At the Nawegaon-Nagzira National Park. Photo by Kunal Sharma.
Another threat that is on the ascendant is the short social fuse amongst villagers. In a trend that is replicated across most forested regions in India, the patience of the local populace about crop damage has run dangerously thin. Consequently, these villages tend to take extreme measures to protect their croplands. A large number of wild boars, spotted deer and even nilgai have been known to die from electrocution as a result of rigging overhead power lines for fencing croplands. As the practice continues unabated, wildlife density in these border regions is reducing fast and, in many ways, getting pushed back deeper into the forest.
But Nawegaon -Nagzira is not all about despair. The wildlife in this region has exceptional ecological importance as there are several cases of young tiger sub-adults who have used the existing corridors to migrate to nearby parks, possibly due to conflict situations or scarcity of space in the current landscape. Currently, there are about eight adults and seven cubs in Nagzira and two males and two cubs in Nawegaon. Though stressed, these forests have contributed to the successful dispersal of the local tiger gene pool through the many corridors that connects this region to the Central Indian landscape.
A statue of Birsa Munda, the Indian tribal freedom fighter, at Nagzira. Photo by Kunal Sharma.
Another aberration that sets this park apart is the low impact tourism currently being practiced and in it lies an opportunity to develop scientifically valid ecotourism that can serve as a model for other parks in India. This is a rare example where nature trails are given prominence and facilities exist for tourists interested in bird-watching. The number of gates is spread apart and the number of vehicles currently entering the forest is comparatively less intrusive. A concerted effort to develop Pitezari, Chorkhamba and Mangezari gates in Nagzira and Jhambdi gate in Nawegaon with nature trail and trekking options should bring much-needed revenue to these regions. Even a sustained focus on developing homestays instead of high-end resorts could bring in some revenue to the local population.
With more than 100 villages surrounding both the parks, a railway line between Gondia to Chandrapur with 50 km of tracks within forest areas, National Highway 6 from Mumbai to Calcutta which cuts through the forest for more than 40 km from Sakoli to Deori, a massive power plant, grazing pressures, stray incidents of poaching and fuelwood collection, the park has to undergo a daily fight in order to survive. Additionally, locals fear that schemes like the Samrudhhi Mahamarg might be initiated to connect Jabalpur to Hyderabad and may cut large swathes of the reserve.
Roadkill near Nawegaon. Photo by Kunal Sharma.
However, these forests which are critical offshoots of vast forest landscapes need to overcome these obstacles. The best hope for the 653 square km large Nawegaon-Nagzira perhaps remains in its obscurity and the fact that it remains relatively unknown to most of the ‘developed’ world, tucked away in a corner of the earth and without significant mineral wealth.

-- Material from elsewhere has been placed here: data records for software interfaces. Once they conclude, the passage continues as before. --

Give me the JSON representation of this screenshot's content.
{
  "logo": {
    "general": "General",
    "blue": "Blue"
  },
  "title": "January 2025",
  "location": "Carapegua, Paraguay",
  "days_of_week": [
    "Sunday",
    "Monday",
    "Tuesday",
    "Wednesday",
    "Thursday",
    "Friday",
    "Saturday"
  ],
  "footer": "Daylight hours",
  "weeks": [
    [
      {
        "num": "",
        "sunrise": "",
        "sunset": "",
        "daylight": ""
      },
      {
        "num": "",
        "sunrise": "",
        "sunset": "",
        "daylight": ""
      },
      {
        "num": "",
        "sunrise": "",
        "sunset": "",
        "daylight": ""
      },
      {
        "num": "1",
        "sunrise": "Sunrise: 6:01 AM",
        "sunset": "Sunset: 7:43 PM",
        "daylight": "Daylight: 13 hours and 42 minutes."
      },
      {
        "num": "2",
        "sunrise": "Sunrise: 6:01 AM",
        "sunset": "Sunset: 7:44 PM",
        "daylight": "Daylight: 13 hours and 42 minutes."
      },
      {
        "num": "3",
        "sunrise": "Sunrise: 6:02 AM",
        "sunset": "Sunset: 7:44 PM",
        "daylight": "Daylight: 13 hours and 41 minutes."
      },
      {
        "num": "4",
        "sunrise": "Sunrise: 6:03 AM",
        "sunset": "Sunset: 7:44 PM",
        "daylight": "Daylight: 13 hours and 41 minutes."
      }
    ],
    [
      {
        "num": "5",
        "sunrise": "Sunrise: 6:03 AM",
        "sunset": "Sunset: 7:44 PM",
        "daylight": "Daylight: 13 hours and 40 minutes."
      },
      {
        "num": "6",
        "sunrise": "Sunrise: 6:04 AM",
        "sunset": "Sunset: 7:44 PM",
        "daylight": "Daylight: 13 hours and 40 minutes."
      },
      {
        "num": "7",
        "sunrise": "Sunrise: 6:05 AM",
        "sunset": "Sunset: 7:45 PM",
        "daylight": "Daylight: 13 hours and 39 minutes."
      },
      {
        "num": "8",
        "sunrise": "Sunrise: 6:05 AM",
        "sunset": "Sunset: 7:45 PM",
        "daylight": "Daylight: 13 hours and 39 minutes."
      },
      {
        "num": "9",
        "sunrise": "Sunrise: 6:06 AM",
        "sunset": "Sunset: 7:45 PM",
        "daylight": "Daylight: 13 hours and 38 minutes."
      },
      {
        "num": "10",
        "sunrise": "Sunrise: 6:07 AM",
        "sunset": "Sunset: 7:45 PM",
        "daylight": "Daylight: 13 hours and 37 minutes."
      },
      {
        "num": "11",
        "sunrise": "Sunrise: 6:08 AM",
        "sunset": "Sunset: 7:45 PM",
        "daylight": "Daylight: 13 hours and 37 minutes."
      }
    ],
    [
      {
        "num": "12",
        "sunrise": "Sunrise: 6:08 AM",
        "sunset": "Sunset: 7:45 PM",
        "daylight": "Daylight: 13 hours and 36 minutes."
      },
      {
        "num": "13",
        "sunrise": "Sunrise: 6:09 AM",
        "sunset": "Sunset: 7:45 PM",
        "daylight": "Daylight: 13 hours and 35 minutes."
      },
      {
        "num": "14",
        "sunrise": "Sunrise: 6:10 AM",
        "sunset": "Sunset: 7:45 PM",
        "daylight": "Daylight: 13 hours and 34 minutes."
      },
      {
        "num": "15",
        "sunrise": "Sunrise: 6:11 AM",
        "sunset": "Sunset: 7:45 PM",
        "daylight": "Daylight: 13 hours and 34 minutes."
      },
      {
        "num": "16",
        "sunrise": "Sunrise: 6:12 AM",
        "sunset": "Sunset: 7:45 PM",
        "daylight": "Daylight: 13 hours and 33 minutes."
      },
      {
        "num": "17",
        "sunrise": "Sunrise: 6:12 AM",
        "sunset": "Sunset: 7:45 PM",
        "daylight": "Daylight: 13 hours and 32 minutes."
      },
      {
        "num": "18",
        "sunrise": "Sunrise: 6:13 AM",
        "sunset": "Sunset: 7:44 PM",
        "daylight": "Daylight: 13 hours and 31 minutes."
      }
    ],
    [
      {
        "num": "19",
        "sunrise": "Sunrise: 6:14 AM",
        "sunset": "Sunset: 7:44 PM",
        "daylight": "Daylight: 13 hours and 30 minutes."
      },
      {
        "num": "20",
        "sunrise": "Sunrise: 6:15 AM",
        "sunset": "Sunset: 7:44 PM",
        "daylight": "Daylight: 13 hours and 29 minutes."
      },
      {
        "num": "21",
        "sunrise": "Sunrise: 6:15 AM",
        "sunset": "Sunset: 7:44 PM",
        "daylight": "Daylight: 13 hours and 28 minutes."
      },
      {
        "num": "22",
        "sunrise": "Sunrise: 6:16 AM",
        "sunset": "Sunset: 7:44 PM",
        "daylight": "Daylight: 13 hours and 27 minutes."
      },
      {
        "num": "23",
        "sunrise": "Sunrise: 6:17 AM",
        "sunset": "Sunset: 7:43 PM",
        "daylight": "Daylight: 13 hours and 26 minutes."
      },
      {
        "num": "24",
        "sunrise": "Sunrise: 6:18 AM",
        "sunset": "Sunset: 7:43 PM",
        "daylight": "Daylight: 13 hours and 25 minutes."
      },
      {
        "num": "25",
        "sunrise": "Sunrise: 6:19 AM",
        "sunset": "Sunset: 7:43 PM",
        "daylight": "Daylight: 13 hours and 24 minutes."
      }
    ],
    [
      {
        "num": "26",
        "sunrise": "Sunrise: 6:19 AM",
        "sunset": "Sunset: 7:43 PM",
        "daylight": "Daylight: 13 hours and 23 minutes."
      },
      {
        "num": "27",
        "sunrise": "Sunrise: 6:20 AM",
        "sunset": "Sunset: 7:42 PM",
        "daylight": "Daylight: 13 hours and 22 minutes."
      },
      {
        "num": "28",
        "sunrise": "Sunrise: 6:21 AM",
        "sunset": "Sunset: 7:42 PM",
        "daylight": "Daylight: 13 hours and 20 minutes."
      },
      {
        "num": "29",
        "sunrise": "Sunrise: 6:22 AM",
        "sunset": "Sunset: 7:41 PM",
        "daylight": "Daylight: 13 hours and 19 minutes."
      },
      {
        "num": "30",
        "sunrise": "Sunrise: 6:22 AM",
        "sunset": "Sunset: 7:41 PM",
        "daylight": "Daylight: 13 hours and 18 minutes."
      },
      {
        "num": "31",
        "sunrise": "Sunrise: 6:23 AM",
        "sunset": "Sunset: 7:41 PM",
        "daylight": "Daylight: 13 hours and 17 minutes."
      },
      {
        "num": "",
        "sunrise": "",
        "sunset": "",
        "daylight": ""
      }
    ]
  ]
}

Sometimes, the best solution for forests is to let them remain and basic protection be provided, for, in the long run, nature knows her duty well and any landscape that is accorded protection tends to bounce back. Perhaps Nawegaon-Nagzira will do the same.